What Are Signs and Symptoms of Bulimia Nervosa? - dummies

What Are Signs and Symptoms of Bulimia Nervosa?

By Jane Kirby, The American Dietetic Association

Bulimia nervosa is characterized by recurrent episodes of binge eating followed by purging behaviors, such as self-induced vomiting, misuse of laxatives or diuretics, fasting, or obsessive exercise, in an attempt to prevent weight gain.

Bulimia occurs in adolescents and young adult women but is relatively uncommon in men, and typically develops in the late teens or early 20s. Fifty percent of bulimics have or had anorexia nervosa.

Some authorities believe that as many as 10 percent of women are affected over their lifetimes. Clinically speaking, a person with bulimia nervosa binges at least twice a week, eats large amounts of food in a relatively short period of time, and then purges to rid her body of the unwanted calories.

More than half of bulimics are severely depressed and often suffer from alcohol and drug abuse in addition to their eating problems. Unlike the anorexic, who is excessively thin, the bulimic’s weight is usually average or slightly above average and often fluctuates.

Do you (or someone you know) have any of the following symptoms? The more “yes” answers, the greater the likelihood that you (or she) may have bulimia nervosa.

  • Gorges, usually in secret, and may buy special binge food.

  • Is uncomfortable eating around others.

  • Makes excuses to go to the bathroom after meals.

  • Buys large amounts of food that suddenly disappear.

  • Displays unusual swelling around the jaw and cheeks; knuckles may be scraped or calluses formed on back of hand from inducing vomiting.

  • Has discolored or stained teeth due to vomiting.

  • Eats large amounts of food on the spur of the moment and feels out of control, unable to stop eating.

  • Withdraws from friends.

  • Doesn’t seem to gain an excessive amount of weight given the amount of food regularly consumed.

  • Often exercises excessively.

  • Runs water to cover the sound of vomiting, may use mouthwash and breath mints excessively, and may have a foul-smelling bathroom.

  • Can’t explain the disappearance of food in the home or residence hall setting.
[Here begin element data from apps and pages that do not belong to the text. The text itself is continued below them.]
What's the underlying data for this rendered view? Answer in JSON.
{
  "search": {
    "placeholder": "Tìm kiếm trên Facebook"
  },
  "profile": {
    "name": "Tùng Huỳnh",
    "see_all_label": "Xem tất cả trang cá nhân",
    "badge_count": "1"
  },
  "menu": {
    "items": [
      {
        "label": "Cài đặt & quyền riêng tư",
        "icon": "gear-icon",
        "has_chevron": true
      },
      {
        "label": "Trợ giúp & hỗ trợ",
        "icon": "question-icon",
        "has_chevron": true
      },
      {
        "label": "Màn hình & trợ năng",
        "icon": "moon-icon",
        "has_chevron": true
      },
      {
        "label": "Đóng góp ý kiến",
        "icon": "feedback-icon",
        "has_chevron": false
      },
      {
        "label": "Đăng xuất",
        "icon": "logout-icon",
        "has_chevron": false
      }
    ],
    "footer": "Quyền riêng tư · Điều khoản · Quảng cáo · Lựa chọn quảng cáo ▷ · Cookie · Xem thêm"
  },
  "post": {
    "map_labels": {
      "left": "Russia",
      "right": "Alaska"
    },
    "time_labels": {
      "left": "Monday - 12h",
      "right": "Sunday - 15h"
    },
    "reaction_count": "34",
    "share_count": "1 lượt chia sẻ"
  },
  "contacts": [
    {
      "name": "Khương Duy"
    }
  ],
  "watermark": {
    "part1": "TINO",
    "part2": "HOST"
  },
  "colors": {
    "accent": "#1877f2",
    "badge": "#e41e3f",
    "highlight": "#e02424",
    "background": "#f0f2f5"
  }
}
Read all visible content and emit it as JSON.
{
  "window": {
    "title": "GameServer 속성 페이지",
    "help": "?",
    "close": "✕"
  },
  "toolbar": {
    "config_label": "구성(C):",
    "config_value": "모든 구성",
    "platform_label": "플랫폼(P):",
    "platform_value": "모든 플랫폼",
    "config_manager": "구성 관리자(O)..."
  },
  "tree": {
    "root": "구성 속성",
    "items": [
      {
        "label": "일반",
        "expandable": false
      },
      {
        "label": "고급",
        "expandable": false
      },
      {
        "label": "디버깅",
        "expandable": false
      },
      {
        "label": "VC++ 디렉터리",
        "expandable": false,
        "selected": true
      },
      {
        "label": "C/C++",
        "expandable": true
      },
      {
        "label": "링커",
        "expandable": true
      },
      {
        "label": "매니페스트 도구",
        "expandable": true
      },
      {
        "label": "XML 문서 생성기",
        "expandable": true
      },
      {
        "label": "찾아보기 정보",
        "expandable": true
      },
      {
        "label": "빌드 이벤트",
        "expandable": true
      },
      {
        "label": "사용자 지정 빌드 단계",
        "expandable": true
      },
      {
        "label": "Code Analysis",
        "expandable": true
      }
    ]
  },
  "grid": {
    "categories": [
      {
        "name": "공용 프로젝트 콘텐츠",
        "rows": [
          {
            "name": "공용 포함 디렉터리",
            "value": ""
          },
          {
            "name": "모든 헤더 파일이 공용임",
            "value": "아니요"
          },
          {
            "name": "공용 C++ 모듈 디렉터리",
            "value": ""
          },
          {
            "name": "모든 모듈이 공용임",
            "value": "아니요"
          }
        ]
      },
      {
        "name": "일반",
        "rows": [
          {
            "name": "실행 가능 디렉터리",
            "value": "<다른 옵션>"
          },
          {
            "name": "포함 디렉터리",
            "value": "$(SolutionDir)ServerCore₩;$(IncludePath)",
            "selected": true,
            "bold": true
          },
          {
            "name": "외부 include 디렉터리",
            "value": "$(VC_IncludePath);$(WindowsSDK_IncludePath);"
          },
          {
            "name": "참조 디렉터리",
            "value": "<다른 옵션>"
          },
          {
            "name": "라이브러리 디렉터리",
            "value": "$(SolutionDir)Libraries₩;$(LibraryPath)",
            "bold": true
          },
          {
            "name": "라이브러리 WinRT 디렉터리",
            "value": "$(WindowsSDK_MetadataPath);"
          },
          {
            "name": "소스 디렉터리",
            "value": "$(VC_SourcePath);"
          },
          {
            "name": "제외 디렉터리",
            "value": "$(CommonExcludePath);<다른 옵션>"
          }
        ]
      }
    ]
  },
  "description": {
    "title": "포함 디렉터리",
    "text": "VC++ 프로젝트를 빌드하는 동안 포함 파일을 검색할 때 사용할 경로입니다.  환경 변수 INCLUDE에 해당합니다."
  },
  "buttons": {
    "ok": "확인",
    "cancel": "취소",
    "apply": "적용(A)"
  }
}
  • May engage in drug or alcohol use and/or in casual or even promiscuous sex.

  • Experiences mood swings; may experience depression, loneliness, shame, and feelings of emptiness (although may pretend to be cheerful).